What Happens if You Have to Miss Work Due to a Job-Related Injury?
Injuries can happen at work when you least expect it and disrupt your life in many ways. A number of different types of injuries can cause you to miss work. Some injuries specifically affect the abilities you need to perform your job. For example, if you suffer a back injury and do heavy lifting as part of your regular job duties, you will likely need to miss work until you recover. Additionally, some severe injuries simply require rest as part of your recovery, or you may be hospitalized for an extended period of time. For some injuries, you may not have to miss entire days or weeks of work, but still have to miss hours of work for doctor’s appointments and medical treatments.
No matter whether you miss hours or weeks of work, you can lose income as a result. Many people in the Savannah area need all of their wages to support their households and pay their bills. Even a small amount of missed income can throw off your budget and cause financial issues, while missing substantial amounts of work can wreak lasting financial havoc.
You have rights to certain benefits after a workplace injury, including wage replacement. Your employer’s workers’ compensation insurance should cover your medical bills and replacement of the income you lost due to your injuries. When you make a claim, you report your lost wages to the insurance company. Unfortunately, the insurance company often may not automatically compensate you based on your claims, even though you are unable to work, with bills piling up.
Like any other insurance company, workers’ compensation insurers are for-profit companies that try to limit liability when possible. One way to limit wage replacement benefits is by questioning whether you truly need time off. For example, the insurer may claim that the nature and severity of your injury did not actually preclude you from performing your job and you should have been able to work. In these situations, you will need to provide evidence—such as medical records or doctor’s statements—to support your time off and the claimed missed income.
Even though workers’ compensation will only replace a percentage of your lost wages and there may be a cap on how much you receive, it still provides an important benefit for many injured workers and their families. If you’ve received a partial or complete denial of wage replacement benefits, you should consult an experienced attorney who understands how Georgia workers’ compensation laws work.
Contact a Savannah Workers’ Compensation Attorney for More Information
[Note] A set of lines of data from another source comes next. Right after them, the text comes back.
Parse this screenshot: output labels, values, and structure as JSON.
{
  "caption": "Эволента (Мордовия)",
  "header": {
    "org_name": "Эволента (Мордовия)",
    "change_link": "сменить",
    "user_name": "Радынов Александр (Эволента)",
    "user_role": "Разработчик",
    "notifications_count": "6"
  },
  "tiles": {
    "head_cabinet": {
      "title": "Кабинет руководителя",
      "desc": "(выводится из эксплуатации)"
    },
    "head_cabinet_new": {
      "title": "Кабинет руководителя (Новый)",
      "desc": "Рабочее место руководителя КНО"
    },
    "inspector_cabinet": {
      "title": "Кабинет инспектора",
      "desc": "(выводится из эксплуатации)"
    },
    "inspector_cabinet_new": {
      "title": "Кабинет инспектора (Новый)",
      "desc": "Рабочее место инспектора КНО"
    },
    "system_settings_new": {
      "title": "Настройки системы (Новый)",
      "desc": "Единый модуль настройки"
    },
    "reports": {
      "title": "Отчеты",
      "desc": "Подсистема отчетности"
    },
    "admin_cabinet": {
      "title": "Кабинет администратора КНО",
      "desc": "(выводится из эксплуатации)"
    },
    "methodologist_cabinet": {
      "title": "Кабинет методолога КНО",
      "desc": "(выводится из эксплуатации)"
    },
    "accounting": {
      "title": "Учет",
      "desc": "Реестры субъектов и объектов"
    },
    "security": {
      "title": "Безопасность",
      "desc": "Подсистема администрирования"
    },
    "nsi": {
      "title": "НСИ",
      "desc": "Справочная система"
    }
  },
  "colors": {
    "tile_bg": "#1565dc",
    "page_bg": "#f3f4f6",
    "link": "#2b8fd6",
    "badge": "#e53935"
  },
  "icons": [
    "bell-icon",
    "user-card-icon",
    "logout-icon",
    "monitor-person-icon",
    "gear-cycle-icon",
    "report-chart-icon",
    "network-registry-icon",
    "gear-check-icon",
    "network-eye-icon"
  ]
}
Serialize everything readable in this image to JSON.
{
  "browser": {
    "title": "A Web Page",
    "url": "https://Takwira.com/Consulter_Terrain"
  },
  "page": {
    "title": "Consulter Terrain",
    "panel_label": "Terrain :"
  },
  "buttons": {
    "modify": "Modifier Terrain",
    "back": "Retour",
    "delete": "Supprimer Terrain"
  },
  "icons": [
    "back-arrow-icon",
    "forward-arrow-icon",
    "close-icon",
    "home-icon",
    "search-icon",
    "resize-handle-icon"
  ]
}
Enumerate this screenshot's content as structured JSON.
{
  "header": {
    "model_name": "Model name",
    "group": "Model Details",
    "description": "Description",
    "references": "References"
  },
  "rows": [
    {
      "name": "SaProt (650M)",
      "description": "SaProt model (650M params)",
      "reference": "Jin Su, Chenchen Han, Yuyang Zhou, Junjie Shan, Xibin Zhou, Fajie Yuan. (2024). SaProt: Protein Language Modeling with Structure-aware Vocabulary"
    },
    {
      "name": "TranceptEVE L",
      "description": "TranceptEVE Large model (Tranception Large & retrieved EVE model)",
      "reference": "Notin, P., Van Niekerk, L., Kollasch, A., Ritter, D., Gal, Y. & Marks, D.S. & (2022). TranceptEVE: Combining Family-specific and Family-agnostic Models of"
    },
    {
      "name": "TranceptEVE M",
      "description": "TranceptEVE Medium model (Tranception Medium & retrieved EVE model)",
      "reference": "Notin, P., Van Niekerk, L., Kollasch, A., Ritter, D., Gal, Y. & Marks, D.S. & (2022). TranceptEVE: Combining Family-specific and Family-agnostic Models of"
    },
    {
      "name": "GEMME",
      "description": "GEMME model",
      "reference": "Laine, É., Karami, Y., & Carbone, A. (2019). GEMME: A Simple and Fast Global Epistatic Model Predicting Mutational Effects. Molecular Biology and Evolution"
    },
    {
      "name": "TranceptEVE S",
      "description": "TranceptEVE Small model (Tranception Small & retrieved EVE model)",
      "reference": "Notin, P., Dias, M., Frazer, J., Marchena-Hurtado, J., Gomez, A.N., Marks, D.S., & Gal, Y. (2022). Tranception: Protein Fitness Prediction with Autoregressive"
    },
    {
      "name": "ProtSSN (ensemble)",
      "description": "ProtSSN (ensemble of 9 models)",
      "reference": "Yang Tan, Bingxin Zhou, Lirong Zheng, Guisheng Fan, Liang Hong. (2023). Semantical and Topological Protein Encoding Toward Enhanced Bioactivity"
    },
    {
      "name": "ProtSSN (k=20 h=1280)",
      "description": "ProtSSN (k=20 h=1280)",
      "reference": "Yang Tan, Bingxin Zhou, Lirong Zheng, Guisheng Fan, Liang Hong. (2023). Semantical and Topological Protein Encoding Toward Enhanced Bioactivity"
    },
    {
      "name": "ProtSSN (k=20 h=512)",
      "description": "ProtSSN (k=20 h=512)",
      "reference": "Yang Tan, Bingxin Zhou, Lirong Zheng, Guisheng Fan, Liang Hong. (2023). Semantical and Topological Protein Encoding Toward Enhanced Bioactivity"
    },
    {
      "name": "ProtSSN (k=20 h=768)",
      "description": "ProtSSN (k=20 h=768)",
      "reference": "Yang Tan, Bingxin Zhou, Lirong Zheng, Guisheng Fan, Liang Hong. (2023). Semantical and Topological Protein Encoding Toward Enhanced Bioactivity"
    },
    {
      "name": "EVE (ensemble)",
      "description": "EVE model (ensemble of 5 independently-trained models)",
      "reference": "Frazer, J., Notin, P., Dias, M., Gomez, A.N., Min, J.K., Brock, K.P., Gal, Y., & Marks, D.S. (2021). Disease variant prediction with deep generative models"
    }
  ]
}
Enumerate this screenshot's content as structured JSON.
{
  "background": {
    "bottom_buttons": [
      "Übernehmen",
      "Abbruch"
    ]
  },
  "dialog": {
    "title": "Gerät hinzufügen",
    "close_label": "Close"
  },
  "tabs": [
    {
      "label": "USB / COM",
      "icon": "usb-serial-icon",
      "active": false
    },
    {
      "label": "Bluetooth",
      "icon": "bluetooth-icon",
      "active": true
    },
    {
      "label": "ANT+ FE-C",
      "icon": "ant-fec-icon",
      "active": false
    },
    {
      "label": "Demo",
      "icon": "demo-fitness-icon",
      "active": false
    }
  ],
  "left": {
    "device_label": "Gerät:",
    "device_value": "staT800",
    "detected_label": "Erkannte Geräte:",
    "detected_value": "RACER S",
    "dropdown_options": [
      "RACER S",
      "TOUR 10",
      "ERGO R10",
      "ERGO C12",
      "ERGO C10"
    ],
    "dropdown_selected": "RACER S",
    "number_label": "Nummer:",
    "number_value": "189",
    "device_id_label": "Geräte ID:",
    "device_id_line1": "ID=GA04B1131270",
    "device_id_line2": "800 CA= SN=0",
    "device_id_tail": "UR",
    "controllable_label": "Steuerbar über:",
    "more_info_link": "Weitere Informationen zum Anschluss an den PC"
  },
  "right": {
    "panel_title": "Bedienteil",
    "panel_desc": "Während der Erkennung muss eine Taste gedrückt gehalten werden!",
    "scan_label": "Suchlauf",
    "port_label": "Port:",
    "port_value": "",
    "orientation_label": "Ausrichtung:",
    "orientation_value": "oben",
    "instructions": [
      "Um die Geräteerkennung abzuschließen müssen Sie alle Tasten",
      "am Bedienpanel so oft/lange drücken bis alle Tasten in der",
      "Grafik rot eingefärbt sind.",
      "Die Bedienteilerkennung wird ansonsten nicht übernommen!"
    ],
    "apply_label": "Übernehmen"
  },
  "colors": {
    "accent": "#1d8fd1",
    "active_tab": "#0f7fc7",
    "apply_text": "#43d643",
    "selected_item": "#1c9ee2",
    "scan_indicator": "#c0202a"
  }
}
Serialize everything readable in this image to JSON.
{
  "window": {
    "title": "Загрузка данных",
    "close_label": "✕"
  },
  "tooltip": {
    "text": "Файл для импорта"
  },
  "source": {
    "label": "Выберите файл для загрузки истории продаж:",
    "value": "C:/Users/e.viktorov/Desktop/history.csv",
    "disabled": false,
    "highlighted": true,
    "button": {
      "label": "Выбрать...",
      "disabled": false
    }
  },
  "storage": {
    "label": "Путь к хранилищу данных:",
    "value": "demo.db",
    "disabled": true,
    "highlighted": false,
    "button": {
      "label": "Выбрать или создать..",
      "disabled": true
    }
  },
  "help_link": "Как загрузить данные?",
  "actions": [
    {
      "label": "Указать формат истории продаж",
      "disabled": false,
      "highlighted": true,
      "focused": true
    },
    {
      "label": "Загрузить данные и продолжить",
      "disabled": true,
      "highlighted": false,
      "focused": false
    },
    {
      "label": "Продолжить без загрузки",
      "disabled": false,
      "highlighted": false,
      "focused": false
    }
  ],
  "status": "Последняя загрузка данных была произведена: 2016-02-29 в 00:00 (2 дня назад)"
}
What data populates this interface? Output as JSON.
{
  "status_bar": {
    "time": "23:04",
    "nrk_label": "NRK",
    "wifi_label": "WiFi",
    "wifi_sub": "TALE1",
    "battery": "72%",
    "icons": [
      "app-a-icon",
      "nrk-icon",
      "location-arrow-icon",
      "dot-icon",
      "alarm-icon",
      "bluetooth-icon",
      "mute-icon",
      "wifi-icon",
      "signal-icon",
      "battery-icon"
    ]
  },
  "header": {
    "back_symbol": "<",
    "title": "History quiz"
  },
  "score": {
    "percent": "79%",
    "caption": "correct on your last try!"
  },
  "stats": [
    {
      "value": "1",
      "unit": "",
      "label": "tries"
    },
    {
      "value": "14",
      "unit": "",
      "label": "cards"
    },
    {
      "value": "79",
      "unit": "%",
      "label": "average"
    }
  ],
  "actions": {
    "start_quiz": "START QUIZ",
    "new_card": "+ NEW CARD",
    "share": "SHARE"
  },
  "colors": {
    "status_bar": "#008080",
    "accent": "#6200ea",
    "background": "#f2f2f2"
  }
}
The workers’ compensation process can be challenging and stressful, especially when you’ve been hurt on the job and need your income to pay bills. It helps to have the right legal representation by a skilled workers’ compensation lawyer who can protect your rights. If you have suffered a job-related injury or illness, call Hasner Law at 912-234-2334 or contact us online for your free initial consultation today.